Task statement | Print every record exactly.

Data shown |
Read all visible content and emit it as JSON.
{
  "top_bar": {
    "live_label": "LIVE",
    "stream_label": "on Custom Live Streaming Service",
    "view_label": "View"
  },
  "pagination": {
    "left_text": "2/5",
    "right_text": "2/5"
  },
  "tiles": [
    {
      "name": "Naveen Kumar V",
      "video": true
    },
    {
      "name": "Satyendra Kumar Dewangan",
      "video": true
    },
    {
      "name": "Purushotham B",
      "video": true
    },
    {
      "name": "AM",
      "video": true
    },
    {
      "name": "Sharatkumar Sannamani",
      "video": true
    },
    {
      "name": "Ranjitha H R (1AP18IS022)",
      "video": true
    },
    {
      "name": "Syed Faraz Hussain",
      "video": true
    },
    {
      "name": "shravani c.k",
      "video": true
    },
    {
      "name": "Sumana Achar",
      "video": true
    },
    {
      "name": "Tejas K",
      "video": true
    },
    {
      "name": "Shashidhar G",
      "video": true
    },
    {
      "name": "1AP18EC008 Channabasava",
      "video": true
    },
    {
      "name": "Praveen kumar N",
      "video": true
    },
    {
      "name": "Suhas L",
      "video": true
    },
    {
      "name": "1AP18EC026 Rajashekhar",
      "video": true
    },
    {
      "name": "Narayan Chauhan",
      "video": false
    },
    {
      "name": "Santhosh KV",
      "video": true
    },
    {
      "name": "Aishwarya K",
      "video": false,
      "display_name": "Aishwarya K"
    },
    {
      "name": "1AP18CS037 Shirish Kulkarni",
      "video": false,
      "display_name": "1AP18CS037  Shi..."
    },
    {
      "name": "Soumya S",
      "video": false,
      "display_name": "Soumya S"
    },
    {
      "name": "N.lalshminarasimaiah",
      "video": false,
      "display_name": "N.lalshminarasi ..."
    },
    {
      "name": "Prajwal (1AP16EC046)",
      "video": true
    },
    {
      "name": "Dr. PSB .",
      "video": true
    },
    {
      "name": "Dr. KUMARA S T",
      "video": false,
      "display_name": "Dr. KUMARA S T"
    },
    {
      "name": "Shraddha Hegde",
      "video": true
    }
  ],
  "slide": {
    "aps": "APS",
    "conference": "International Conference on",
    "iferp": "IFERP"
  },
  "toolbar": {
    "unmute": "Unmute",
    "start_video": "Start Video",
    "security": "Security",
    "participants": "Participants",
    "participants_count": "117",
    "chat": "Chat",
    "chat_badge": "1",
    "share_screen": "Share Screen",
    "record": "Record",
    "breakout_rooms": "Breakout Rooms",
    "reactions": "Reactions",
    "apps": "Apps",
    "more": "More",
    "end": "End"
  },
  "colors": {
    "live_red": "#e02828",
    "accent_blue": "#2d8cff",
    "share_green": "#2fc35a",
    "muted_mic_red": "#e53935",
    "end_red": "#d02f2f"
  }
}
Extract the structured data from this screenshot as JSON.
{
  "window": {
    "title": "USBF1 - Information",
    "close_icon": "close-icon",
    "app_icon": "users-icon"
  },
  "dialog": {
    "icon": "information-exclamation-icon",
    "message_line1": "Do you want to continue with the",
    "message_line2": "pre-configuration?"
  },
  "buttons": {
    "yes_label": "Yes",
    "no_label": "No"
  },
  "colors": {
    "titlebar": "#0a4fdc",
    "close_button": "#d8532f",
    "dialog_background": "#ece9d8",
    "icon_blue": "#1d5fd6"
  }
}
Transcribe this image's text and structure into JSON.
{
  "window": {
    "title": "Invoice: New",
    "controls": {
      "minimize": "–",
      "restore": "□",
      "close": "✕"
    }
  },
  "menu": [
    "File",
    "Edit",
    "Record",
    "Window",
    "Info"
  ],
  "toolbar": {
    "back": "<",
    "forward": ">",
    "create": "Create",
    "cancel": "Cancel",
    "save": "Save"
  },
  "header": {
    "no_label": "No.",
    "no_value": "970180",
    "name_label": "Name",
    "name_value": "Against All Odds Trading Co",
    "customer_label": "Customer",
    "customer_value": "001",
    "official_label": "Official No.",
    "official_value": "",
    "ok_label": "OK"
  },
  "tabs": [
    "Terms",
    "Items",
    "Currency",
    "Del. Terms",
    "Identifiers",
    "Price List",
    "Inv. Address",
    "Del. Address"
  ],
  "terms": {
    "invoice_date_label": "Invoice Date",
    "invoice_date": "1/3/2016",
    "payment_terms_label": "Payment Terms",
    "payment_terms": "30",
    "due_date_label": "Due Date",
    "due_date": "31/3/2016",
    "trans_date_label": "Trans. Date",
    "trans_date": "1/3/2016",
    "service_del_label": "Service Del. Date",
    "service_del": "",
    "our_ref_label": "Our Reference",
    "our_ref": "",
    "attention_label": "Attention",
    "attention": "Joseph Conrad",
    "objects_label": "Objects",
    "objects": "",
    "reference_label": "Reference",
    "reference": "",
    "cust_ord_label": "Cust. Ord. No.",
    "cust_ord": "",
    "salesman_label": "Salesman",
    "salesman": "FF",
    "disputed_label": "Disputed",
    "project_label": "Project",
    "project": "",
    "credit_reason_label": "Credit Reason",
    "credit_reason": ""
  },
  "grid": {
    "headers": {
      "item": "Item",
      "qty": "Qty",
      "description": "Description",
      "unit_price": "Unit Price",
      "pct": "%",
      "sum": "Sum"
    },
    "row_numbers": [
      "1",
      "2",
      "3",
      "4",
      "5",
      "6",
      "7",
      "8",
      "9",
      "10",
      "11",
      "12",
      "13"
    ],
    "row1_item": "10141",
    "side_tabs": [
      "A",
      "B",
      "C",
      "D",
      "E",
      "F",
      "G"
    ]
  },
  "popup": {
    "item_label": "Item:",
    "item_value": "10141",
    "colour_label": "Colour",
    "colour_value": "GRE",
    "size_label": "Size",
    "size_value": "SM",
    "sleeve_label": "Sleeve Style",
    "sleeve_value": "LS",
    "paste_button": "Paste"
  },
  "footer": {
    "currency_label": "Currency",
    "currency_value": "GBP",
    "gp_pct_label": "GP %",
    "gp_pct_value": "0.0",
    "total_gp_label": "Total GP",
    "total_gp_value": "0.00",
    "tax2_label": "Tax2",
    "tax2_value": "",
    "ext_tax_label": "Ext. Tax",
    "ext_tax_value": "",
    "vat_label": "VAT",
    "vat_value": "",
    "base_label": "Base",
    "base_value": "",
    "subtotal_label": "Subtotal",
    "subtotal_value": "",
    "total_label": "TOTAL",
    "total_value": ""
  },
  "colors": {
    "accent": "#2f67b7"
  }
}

Output |
Read all visible content and emit it as JSON.
{
  "top_bar": {
    "live_label": "LIVE",
    "stream_label": "on Custom Live Streaming Service",
    "view_label": "View"
  },
  "pagination": {
    "left_text": "2/5",
    "right_text": "2/5"
  },
  "tiles": [
    {
      "name": "Naveen Kumar V",
      "video": true
    },
    {
      "name": "Satyendra Kumar Dewangan",
      "video": true
    },
    {
      "name": "Purushotham B",
      "video": true
    },
    {
      "name": "AM",
      "video": true
    },
    {
      "name": "Sharatkumar Sannamani",
      "video": true
    },
    {
      "name": "Ranjitha H R (1AP18IS022)",
      "video": true
    },
    {
      "name": "Syed Faraz Hussain",
      "video": true
    },
    {
      "name": "shravani c.k",
      "video": true
    },
    {
      "name": "Sumana Achar",
      "video": true
    },
    {
      "name": "Tejas K",
      "video": true
    },
    {
      "name": "Shashidhar G",
      "video": true
    },
    {
      "name": "1AP18EC008 Channabasava",
      "video": true
    },
    {
      "name": "Praveen kumar N",
      "video": true
    },
    {
      "name": "Suhas L",
      "video": true
    },
    {
      "name": "1AP18EC026 Rajashekhar",
      "video": true
    },
    {
      "name": "Narayan Chauhan",
      "video": false
    },
    {
      "name": "Santhosh KV",
      "video": true
    },
    {
      "name": "Aishwarya K",
      "video": false,
      "display_name": "Aishwarya K"
    },
    {
      "name": "1AP18CS037 Shirish Kulkarni",
      "video": false,
      "display_name": "1AP18CS037  Shi..."
    },
    {
      "name": "Soumya S",
      "video": false,
      "display_name": "Soumya S"
    },
    {
      "name": "N.lalshminarasimaiah",
      "video": false,
      "display_name": "N.lalshminarasi ..."
    },
    {
      "name": "Prajwal (1AP16EC046)",
      "video": true
    },
    {
      "name": "Dr. PSB .",
      "video": true
    },
    {
      "name": "Dr. KUMARA S T",
      "video": false,
      "display_name": "Dr. KUMARA S T"
    },
    {
      "name": "Shraddha Hegde",
      "video": true
    }
  ],
  "slide": {
    "aps": "APS",
    "conference": "International Conference on",
    "iferp": "IFERP"
  },
  "toolbar": {
    "unmute": "Unmute",
    "start_video": "Start Video",
    "security": "Security",
    "participants": "Participants",
    "participants_count": "117",
    "chat": "Chat",
    "chat_badge": "1",
    "share_screen": "Share Screen",
    "record": "Record",
    "breakout_rooms": "Breakout Rooms",
    "reactions": "Reactions",
    "apps": "Apps",
    "more": "More",
    "end": "End"
  },
  "colors": {
    "live_red": "#e02828",
    "accent_blue": "#2d8cff",
    "share_green": "#2fc35a",
    "muted_mic_red": "#e53935",
    "end_red": "#d02f2f"
  }
}
Extract the structured data from this screenshot as JSON.
{
  "window": {
    "title": "USBF1 - Information",
    "close_icon": "close-icon",
    "app_icon": "users-icon"
  },
  "dialog": {
    "icon": "information-exclamation-icon",
    "message_line1": "Do you want to continue with the",
    "message_line2": "pre-configuration?"
  },
  "buttons": {
    "yes_label": "Yes",
    "no_label": "No"
  },
  "colors": {
    "titlebar": "#0a4fdc",
    "close_button": "#d8532f",
    "dialog_background": "#ece9d8",
    "icon_blue": "#1d5fd6"
  }
}
Transcribe this image's text and structure into JSON.
{
  "window": {
    "title": "Invoice: New",
    "controls": {
      "minimize": "–",
      "restore": "□",
      "close": "✕"
    }
  },
  "menu": [
    "File",
    "Edit",
    "Record",
    "Window",
    "Info"
  ],
  "toolbar": {
    "back": "<",
    "forward": ">",
    "create": "Create",
    "cancel": "Cancel",
    "save": "Save"
  },
  "header": {
    "no_label": "No.",
    "no_value": "970180",
    "name_label": "Name",
    "name_value": "Against All Odds Trading Co",
    "customer_label": "Customer",
    "customer_value": "001",
    "official_label": "Official No.",
    "official_value": "",
    "ok_label": "OK"
  },
  "tabs": [
    "Terms",
    "Items",
    "Currency",
    "Del. Terms",
    "Identifiers",
    "Price List",
    "Inv. Address",
    "Del. Address"
  ],
  "terms": {
    "invoice_date_label": "Invoice Date",
    "invoice_date": "1/3/2016",
    "payment_terms_label": "Payment Terms",
    "payment_terms": "30",
    "due_date_label": "Due Date",
    "due_date": "31/3/2016",
    "trans_date_label": "Trans. Date",
    "trans_date": "1/3/2016",
    "service_del_label": "Service Del. Date",
    "service_del": "",
    "our_ref_label": "Our Reference",
    "our_ref": "",
    "attention_label": "Attention",
    "attention": "Joseph Conrad",
    "objects_label": "Objects",
    "objects": "",
    "reference_label": "Reference",
    "reference": "",
    "cust_ord_label": "Cust. Ord. No.",
    "cust_ord": "",
    "salesman_label": "Salesman",
    "salesman": "FF",
    "disputed_label": "Disputed",
    "project_label": "Project",
    "project": "",
    "credit_reason_label": "Credit Reason",
    "credit_reason": ""
  },
  "grid": {
    "headers": {
      "item": "Item",
      "qty": "Qty",
      "description": "Description",
      "unit_price": "Unit Price",
      "pct": "%",
      "sum": "Sum"
    },
    "row_numbers": [
      "1",
      "2",
      "3",
      "4",
      "5",
      "6",
      "7",
      "8",
      "9",
      "10",
      "11",
      "12",
      "13"
    ],
    "row1_item": "10141",
    "side_tabs": [
      "A",
      "B",
      "C",
      "D",
      "E",
      "F",
      "G"
    ]
  },
  "popup": {
    "item_label": "Item:",
    "item_value": "10141",
    "colour_label": "Colour",
    "colour_value": "GRE",
    "size_label": "Size",
    "size_value": "SM",
    "sleeve_label": "Sleeve Style",
    "sleeve_value": "LS",
    "paste_button": "Paste"
  },
  "footer": {
    "currency_label": "Currency",
    "currency_value": "GBP",
    "gp_pct_label": "GP %",
    "gp_pct_value": "0.0",
    "total_gp_label": "Total GP",
    "total_gp_value": "0.00",
    "tax2_label": "Tax2",
    "tax2_value": "",
    "ext_tax_label": "Ext. Tax",
    "ext_tax_value": "",
    "vat_label": "VAT",
    "vat_value": "",
    "base_label": "Base",
    "base_value": "",
    "subtotal_label": "Subtotal",
    "subtotal_value": "",
    "total_label": "TOTAL",
    "total_value": ""
  },
  "colors": {
    "accent": "#2f67b7"
  }
}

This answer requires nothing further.